So, I'm only slightly regretting opening it. On the one hand I'd love to find out what happens to those honey and chocolate notes after another five or six years, but on the other I reckon that the swingtop cap is not keeping the bottle optimally sealed and this could be the start of a downward slide. I guess all that really matters is how much I'm enjoying the contents of the mug in front of me.

Sunday, 5 February 2017

Black Damnation II: Mocha Bomb

Origin: Belgium/Netherlands | Date: 2011 | ABV: 12% | On The Beer Nut: September 2011

This imperial stout had me thinking about the role of coffee in beers. When it's used properly it's all about the freshness, giving the sensation of walking into a warm coffeehouse on a cold day. I can't imagine that coffee ages well when used in beer, even particularly robust ones. And Black Damnation II is certainly robust, constructed by blending two imperial stouts from Struise with a whisky-cask-aged one from De Molen, resulting in a 12% ABV masterpiece which I described in 2011 as tasting like an Irish coffee.

Not so much any more. Time has harshened what should be a really smooth experience. I blame the yeast: there's a substantial layer of sludge in the bottom of the small bottle and a definite autolytic twang in the flavour, a beefy Bovril taint upsetting the equilibrium. The coffee is still there but, as I suspected, it has lost its fresh oils and instead tastes burnt and bitter. There's a rusty metallic note as well and I've no idea where that might have come from -- oxidation maybe? -- but it's another bum note in a beer that already has enough of them.

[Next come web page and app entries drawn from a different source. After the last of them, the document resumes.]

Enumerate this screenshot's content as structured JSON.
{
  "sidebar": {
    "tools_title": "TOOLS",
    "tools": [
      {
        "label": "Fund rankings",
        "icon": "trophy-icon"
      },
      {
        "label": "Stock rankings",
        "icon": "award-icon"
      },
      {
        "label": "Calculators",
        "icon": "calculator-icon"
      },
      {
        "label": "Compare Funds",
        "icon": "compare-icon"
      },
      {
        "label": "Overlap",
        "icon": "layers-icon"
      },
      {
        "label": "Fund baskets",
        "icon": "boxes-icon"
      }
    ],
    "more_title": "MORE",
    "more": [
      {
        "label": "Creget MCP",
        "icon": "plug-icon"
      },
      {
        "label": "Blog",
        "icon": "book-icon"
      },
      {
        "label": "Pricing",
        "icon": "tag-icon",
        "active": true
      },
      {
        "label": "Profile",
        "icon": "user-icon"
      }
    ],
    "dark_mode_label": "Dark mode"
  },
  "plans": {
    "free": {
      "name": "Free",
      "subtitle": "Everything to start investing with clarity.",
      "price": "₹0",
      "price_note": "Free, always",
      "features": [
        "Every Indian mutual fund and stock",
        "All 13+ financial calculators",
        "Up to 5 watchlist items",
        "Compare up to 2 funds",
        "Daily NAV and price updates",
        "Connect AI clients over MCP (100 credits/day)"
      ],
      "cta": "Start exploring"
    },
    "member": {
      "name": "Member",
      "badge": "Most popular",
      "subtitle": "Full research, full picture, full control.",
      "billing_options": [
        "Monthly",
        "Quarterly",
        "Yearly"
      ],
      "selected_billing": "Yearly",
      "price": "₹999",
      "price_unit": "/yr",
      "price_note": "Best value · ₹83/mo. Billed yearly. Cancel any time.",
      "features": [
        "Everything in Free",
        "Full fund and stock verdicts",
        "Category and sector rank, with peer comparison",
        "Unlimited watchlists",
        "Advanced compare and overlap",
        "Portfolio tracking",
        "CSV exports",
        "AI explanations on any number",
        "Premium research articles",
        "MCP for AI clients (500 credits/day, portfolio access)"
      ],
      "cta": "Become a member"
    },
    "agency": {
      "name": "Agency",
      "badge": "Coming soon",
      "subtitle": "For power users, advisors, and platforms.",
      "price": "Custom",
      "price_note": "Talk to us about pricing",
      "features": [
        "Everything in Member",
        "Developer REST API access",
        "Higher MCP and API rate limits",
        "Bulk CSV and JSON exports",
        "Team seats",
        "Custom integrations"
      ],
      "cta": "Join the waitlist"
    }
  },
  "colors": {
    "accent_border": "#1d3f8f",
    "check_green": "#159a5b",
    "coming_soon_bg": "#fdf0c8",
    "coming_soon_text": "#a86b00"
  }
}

I thought I had this ageing system down: that strong and dark aged beautifully indefinitely, but this is one of the strongest and darkest I've had on here and it's definitely gone to perdition.